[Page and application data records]
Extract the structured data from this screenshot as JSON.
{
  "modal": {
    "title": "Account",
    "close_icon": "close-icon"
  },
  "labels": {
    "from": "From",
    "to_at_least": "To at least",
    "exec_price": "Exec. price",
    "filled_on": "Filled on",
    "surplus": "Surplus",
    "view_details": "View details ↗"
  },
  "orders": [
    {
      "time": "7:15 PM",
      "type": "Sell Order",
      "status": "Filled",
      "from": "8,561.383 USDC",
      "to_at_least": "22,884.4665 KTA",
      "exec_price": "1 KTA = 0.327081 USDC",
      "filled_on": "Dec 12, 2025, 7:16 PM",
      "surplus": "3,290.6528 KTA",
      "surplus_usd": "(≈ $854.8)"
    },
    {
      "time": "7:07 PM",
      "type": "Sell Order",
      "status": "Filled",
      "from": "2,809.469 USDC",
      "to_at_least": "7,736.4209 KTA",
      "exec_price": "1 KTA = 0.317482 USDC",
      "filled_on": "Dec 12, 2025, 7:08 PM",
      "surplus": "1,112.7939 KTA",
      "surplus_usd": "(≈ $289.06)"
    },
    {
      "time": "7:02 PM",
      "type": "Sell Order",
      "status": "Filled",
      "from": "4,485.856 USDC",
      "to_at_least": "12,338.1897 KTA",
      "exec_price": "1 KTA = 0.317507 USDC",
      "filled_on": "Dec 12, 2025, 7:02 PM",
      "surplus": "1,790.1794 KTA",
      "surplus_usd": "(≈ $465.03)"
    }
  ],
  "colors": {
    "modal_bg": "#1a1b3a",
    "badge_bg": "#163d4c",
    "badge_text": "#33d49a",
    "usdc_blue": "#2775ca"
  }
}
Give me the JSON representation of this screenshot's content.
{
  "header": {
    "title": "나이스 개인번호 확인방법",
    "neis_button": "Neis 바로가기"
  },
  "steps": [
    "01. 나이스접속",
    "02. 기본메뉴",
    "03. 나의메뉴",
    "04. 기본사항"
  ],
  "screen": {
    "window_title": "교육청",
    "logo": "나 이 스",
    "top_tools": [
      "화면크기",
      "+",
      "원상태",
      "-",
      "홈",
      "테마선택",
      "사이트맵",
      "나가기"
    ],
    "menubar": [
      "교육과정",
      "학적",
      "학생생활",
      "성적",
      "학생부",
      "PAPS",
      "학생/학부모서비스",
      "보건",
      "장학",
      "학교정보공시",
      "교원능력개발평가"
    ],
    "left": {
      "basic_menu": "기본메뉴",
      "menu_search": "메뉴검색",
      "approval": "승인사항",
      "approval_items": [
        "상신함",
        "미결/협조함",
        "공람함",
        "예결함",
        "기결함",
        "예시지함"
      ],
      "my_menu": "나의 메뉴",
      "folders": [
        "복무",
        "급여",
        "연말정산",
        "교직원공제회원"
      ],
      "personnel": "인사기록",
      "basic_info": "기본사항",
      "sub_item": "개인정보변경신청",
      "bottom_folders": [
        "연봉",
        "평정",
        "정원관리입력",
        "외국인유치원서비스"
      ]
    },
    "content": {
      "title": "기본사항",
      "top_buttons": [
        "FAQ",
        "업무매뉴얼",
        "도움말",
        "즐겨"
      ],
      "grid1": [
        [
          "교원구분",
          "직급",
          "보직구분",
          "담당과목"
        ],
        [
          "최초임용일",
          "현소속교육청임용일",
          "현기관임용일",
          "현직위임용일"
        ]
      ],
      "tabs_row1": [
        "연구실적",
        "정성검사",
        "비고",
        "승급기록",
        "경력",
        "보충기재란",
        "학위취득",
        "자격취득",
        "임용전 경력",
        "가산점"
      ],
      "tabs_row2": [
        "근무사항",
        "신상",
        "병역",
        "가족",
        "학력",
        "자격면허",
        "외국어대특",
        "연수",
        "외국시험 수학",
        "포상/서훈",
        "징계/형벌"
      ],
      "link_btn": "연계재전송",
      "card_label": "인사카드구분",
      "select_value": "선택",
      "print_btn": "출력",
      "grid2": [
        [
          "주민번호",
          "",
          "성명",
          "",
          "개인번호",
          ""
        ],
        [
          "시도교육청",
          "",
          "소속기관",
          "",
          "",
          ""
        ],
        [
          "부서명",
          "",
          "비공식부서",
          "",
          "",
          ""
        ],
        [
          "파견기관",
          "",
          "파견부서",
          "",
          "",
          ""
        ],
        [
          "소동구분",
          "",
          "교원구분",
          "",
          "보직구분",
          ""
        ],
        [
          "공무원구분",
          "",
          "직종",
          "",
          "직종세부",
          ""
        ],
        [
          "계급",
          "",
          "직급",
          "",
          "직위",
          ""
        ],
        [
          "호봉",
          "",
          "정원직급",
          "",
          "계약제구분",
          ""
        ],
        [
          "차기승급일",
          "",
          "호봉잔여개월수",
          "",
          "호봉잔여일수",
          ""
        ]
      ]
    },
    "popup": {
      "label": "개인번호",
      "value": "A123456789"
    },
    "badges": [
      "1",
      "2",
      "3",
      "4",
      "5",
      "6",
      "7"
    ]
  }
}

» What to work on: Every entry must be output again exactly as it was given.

» Result for this exercise:
Extract the structured data from this screenshot as JSON.
{
  "modal": {
    "title": "Account",
    "close_icon": "close-icon"
  },
  "labels": {
    "from": "From",
    "to_at_least": "To at least",
    "exec_price": "Exec. price",
    "filled_on": "Filled on",
    "surplus": "Surplus",
    "view_details": "View details ↗"
  },
  "orders": [
    {
      "time": "7:15 PM",
      "type": "Sell Order",
      "status": "Filled",
      "from": "8,561.383 USDC",
      "to_at_least": "22,884.4665 KTA",
      "exec_price": "1 KTA = 0.327081 USDC",
      "filled_on": "Dec 12, 2025, 7:16 PM",
      "surplus": "3,290.6528 KTA",
      "surplus_usd": "(≈ $854.8)"
    },
    {
      "time": "7:07 PM",
      "type": "Sell Order",
      "status": "Filled",
      "from": "2,809.469 USDC",
      "to_at_least": "7,736.4209 KTA",
      "exec_price": "1 KTA = 0.317482 USDC",
      "filled_on": "Dec 12, 2025, 7:08 PM",
      "surplus": "1,112.7939 KTA",
      "surplus_usd": "(≈ $289.06)"
    },
    {
      "time": "7:02 PM",
      "type": "Sell Order",
      "status": "Filled",
      "from": "4,485.856 USDC",
      "to_at_least": "12,338.1897 KTA",
      "exec_price": "1 KTA = 0.317507 USDC",
      "filled_on": "Dec 12, 2025, 7:02 PM",
      "surplus": "1,790.1794 KTA",
      "surplus_usd": "(≈ $465.03)"
    }
  ],
  "colors": {
    "modal_bg": "#1a1b3a",
    "badge_bg": "#163d4c",
    "badge_text": "#33d49a",
    "usdc_blue": "#2775ca"
  }
}
Give me the JSON representation of this screenshot's content.
{
  "header": {
    "title": "나이스 개인번호 확인방법",
    "neis_button": "Neis 바로가기"
  },
  "steps": [
    "01. 나이스접속",
    "02. 기본메뉴",
    "03. 나의메뉴",
    "04. 기본사항"
  ],
  "screen": {
    "window_title": "교육청",
    "logo": "나 이 스",
    "top_tools": [
      "화면크기",
      "+",
      "원상태",
      "-",
      "홈",
      "테마선택",
      "사이트맵",
      "나가기"
    ],
    "menubar": [
      "교육과정",
      "학적",
      "학생생활",
      "성적",
      "학생부",
      "PAPS",
      "학생/학부모서비스",
      "보건",
      "장학",
      "학교정보공시",
      "교원능력개발평가"
    ],
    "left": {
      "basic_menu": "기본메뉴",
      "menu_search": "메뉴검색",
      "approval": "승인사항",
      "approval_items": [
        "상신함",
        "미결/협조함",
        "공람함",
        "예결함",
        "기결함",
        "예시지함"
      ],
      "my_menu": "나의 메뉴",
      "folders": [
        "복무",
        "급여",
        "연말정산",
        "교직원공제회원"
      ],
      "personnel": "인사기록",
      "basic_info": "기본사항",
      "sub_item": "개인정보변경신청",
      "bottom_folders": [
        "연봉",
        "평정",
        "정원관리입력",
        "외국인유치원서비스"
      ]
    },
    "content": {
      "title": "기본사항",
      "top_buttons": [
        "FAQ",
        "업무매뉴얼",
        "도움말",
        "즐겨"
      ],
      "grid1": [
        [
          "교원구분",
          "직급",
          "보직구분",
          "담당과목"
        ],
        [
          "최초임용일",
          "현소속교육청임용일",
          "현기관임용일",
          "현직위임용일"
        ]
      ],
      "tabs_row1": [
        "연구실적",
        "정성검사",
        "비고",
        "승급기록",
        "경력",
        "보충기재란",
        "학위취득",
        "자격취득",
        "임용전 경력",
        "가산점"
      ],
      "tabs_row2": [
        "근무사항",
        "신상",
        "병역",
        "가족",
        "학력",
        "자격면허",
        "외국어대특",
        "연수",
        "외국시험 수학",
        "포상/서훈",
        "징계/형벌"
      ],
      "link_btn": "연계재전송",
      "card_label": "인사카드구분",
      "select_value": "선택",
      "print_btn": "출력",
      "grid2": [
        [
          "주민번호",
          "",
          "성명",
          "",
          "개인번호",
          ""
        ],
        [
          "시도교육청",
          "",
          "소속기관",
          "",
          "",
          ""
        ],
        [
          "부서명",
          "",
          "비공식부서",
          "",
          "",
          ""
        ],
        [
          "파견기관",
          "",
          "파견부서",
          "",
          "",
          ""
        ],
        [
          "소동구분",
          "",
          "교원구분",
          "",
          "보직구분",
          ""
        ],
        [
          "공무원구분",
          "",
          "직종",
          "",
          "직종세부",
          ""
        ],
        [
          "계급",
          "",
          "직급",
          "",
          "직위",
          ""
        ],
        [
          "호봉",
          "",
          "정원직급",
          "",
          "계약제구분",
          ""
        ],
        [
          "차기승급일",
          "",
          "호봉잔여개월수",
          "",
          "호봉잔여일수",
          ""
        ]
      ]
    },
    "popup": {
      "label": "개인번호",
      "value": "A123456789"
    },
    "badges": [
      "1",
      "2",
      "3",
      "4",
      "5",
      "6",
      "7"
    ]
  }
}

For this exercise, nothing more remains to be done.